The first Sunday they accompanied a hymn was, well, painful. The hymn took twice as long to sing and it was hard to determine if they were all playing the same one. But they were determined to get better. The youth recruited friends to fill out the band. They practiced more. The congregation never murmured a word.
Thomas Edison said “The body is a community made up of its innumerable cells or inhabitants.”
This sure sounds like Paul to the Corinthians. It is interesting to think of the body as a community instead of a mass of cells and organs. A revisit to Paul’s image of the body in 1 Corinthians 12 can lead us into an understanding of community. The body parts in Paul’s metaphor—feet, hands, ears, and eyes—are talking. It is not nice talk but it is conversation.
August 28 marks the 50th Anniversary of the March on Washington. A young, 34-year-old Reverend Dr. Martin Luther King Jr. set aside his prepared notes to declare “I have a dream.” That dream seems to have been realized in part—but not anywhere near the whole—as events this summer have shown us.
Memories of other long-ago summers bring to mind my son and his best friend in high school, who played in the band and did many teenage things together. Even before cell phones were prevalent, they could always easily both be found either in our house or his. I never really thought about his life as an African American being any different than my son’s.

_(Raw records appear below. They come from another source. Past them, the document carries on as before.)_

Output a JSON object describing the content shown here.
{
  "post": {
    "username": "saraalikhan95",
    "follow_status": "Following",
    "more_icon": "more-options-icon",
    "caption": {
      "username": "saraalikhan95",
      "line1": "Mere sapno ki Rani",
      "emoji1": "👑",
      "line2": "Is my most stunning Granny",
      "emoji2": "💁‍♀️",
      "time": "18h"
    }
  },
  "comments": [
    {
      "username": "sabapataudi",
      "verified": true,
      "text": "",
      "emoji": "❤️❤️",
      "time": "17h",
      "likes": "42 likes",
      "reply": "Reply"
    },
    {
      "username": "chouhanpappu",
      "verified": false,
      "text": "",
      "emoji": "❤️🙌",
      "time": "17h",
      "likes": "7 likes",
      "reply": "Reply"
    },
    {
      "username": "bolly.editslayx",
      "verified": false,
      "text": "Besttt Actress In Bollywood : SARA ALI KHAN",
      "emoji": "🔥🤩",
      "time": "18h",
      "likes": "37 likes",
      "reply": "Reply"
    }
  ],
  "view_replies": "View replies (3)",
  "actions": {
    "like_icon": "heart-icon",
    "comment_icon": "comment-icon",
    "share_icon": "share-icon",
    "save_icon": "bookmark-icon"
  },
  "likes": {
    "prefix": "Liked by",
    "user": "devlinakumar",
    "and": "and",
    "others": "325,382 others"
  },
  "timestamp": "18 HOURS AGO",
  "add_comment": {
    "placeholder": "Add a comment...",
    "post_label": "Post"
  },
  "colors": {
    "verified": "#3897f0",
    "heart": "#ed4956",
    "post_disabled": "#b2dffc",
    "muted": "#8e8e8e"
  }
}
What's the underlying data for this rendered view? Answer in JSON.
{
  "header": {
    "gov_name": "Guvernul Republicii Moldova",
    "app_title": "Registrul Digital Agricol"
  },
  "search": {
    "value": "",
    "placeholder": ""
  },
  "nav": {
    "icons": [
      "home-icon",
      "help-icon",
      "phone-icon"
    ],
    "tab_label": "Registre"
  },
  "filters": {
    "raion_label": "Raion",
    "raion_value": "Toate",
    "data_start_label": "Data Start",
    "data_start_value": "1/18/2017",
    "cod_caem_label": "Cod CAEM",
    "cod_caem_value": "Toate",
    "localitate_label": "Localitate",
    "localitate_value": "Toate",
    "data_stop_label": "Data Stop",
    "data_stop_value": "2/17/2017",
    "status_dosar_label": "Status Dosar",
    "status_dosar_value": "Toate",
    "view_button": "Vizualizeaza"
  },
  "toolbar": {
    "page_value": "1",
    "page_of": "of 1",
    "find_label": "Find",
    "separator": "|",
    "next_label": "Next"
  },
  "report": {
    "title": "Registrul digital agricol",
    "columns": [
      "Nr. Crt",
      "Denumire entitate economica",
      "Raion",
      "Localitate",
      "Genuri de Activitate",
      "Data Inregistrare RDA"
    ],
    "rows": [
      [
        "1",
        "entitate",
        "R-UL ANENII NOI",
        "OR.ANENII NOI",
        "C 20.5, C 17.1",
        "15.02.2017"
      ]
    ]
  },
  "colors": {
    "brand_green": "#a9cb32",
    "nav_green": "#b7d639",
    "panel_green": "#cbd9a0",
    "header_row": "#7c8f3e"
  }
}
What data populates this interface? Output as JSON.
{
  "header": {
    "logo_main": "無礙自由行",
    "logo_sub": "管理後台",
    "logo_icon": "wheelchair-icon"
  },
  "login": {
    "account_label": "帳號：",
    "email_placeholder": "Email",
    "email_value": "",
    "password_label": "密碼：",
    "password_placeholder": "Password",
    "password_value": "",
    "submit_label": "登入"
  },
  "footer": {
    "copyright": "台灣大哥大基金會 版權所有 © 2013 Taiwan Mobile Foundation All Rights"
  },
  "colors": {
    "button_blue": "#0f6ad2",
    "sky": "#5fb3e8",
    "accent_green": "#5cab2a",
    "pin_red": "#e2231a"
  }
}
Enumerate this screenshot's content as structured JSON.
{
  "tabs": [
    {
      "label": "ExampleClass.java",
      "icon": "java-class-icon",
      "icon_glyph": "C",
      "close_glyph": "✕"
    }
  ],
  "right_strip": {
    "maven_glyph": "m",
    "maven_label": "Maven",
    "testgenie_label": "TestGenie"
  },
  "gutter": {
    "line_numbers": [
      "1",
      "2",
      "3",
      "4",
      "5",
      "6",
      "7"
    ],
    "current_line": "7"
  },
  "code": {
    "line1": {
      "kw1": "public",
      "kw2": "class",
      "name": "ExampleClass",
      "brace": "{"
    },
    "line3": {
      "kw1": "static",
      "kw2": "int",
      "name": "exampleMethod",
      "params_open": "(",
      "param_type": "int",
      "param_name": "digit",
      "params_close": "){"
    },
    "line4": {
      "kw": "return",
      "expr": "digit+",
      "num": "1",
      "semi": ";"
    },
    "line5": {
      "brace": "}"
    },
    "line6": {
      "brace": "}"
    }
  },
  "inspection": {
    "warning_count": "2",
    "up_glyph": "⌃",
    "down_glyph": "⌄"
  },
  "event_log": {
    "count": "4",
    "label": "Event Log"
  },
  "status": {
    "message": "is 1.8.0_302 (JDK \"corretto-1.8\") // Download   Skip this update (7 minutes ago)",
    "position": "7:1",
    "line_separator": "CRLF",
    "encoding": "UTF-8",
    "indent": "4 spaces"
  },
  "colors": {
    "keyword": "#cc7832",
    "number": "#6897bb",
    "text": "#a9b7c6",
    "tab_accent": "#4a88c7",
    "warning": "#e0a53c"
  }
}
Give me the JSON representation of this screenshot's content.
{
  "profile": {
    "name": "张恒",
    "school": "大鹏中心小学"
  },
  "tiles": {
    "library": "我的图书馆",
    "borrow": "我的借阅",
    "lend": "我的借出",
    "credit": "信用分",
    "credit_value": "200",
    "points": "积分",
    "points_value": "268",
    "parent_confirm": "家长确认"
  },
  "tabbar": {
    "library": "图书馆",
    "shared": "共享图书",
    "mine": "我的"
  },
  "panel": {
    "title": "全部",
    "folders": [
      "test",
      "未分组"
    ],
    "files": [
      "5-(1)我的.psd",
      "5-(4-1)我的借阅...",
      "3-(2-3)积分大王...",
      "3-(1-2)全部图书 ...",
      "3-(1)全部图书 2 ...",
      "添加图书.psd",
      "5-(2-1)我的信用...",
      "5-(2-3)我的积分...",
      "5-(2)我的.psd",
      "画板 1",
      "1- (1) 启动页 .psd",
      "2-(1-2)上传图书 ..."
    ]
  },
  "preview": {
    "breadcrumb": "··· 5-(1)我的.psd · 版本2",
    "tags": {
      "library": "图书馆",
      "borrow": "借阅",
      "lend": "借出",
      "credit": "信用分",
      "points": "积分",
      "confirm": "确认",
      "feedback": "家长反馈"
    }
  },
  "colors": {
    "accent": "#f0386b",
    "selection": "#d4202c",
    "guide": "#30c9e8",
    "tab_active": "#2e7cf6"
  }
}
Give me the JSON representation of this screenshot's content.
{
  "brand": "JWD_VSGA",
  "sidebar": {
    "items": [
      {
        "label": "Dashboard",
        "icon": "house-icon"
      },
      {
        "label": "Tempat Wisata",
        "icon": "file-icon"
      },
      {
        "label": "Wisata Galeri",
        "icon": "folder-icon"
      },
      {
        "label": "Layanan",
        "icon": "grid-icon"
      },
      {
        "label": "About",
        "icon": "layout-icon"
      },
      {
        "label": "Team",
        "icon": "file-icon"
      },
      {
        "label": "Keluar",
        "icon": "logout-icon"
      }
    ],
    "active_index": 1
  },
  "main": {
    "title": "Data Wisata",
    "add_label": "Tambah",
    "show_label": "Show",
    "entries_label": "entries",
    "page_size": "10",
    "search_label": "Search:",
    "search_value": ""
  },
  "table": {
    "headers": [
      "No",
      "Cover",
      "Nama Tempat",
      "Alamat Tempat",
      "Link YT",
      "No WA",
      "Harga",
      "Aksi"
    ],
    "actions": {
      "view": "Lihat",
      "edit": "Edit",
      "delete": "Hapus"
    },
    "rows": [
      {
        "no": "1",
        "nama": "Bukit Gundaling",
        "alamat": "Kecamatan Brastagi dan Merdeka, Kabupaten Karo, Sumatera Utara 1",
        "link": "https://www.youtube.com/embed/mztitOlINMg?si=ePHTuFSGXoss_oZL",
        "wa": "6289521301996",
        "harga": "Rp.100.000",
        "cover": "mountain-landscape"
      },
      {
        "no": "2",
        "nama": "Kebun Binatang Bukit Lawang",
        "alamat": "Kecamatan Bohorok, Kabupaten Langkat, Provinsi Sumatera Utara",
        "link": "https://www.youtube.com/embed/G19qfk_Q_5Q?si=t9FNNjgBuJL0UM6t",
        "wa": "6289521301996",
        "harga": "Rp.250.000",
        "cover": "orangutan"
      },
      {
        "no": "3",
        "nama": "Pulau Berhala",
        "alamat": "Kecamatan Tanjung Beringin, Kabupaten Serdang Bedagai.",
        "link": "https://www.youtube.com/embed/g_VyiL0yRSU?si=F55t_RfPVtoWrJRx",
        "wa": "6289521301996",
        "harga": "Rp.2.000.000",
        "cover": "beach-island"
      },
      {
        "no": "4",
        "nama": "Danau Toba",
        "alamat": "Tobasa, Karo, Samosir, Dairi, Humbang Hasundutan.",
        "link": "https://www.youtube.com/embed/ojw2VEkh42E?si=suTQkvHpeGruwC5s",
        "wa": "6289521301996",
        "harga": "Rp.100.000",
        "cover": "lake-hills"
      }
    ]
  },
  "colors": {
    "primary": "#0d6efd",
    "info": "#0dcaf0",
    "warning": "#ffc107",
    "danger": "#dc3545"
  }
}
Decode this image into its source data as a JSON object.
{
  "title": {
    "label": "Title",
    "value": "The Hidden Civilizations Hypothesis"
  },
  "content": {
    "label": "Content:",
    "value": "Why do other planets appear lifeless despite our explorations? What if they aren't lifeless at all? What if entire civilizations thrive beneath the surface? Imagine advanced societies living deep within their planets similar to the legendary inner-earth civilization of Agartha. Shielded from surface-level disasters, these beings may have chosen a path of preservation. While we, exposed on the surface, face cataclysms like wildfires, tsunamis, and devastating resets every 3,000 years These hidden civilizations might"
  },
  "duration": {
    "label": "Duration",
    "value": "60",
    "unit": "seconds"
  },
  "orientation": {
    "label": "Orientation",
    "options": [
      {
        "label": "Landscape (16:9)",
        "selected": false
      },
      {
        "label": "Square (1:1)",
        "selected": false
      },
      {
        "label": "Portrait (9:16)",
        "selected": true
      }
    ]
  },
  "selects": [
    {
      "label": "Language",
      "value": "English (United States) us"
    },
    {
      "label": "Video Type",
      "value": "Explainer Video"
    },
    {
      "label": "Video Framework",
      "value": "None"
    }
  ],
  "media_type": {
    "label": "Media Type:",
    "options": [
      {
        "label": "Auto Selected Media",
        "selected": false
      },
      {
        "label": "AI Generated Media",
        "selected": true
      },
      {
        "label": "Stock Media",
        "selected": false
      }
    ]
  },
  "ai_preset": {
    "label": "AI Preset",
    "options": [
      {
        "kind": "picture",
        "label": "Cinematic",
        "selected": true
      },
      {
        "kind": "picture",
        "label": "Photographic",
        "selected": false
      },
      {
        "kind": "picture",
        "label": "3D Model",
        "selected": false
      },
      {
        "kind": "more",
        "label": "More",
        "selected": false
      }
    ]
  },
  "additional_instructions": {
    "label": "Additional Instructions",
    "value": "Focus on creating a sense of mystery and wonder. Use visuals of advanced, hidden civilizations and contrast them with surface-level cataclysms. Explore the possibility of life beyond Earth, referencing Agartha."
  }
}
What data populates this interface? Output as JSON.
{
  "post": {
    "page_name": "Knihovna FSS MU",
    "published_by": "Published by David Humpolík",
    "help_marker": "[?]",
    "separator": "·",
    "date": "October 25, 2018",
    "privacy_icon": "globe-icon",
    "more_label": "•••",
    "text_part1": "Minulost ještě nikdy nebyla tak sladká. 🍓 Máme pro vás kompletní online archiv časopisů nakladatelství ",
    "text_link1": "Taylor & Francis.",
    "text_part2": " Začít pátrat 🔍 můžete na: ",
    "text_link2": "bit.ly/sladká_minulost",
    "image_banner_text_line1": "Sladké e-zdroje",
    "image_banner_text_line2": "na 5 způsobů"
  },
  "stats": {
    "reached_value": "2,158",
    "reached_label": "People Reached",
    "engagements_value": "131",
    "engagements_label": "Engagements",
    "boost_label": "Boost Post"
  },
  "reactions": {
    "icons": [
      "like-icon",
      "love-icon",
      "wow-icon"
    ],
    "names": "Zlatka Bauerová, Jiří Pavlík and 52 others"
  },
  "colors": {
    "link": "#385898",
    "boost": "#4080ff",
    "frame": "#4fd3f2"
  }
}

“Beyond a reasonable doubt” is a fundamental right of the American justice system. A person is presumed innocent until the prosecution can prove the defendant’s guilt “beyond a reasonable doubt” of a “reasonable person.” This right was exercised in the George Zimmerman trial, and he was acquitted. This right was not extended to Trayvon Martin when he entered that neighborhood on that tragic night.
The lectionary gospel passage for Sunday, July 14, was the story of the Good Samaritan. It is a story where innocence is not presumed, nor any reasonable doubt exercised. The man lying by the side ...
Cindy Bolbach accomplished many things in her life. Not only was she an accomplished attorney and business executive, let’s not forget that she was also elected Moderator of the 219th General Assembly (2010) in Minneapolis. The appointment of a woman—raised a Lutheran in the land of Lutherans—to the highest elected position in the Presbyterian Church (U.S.A.) is no doubt one of God’s little jests. Yet among all of Cindy’s many achievements and accolades, what she was most fiercely proud of was her role as a ruling elder.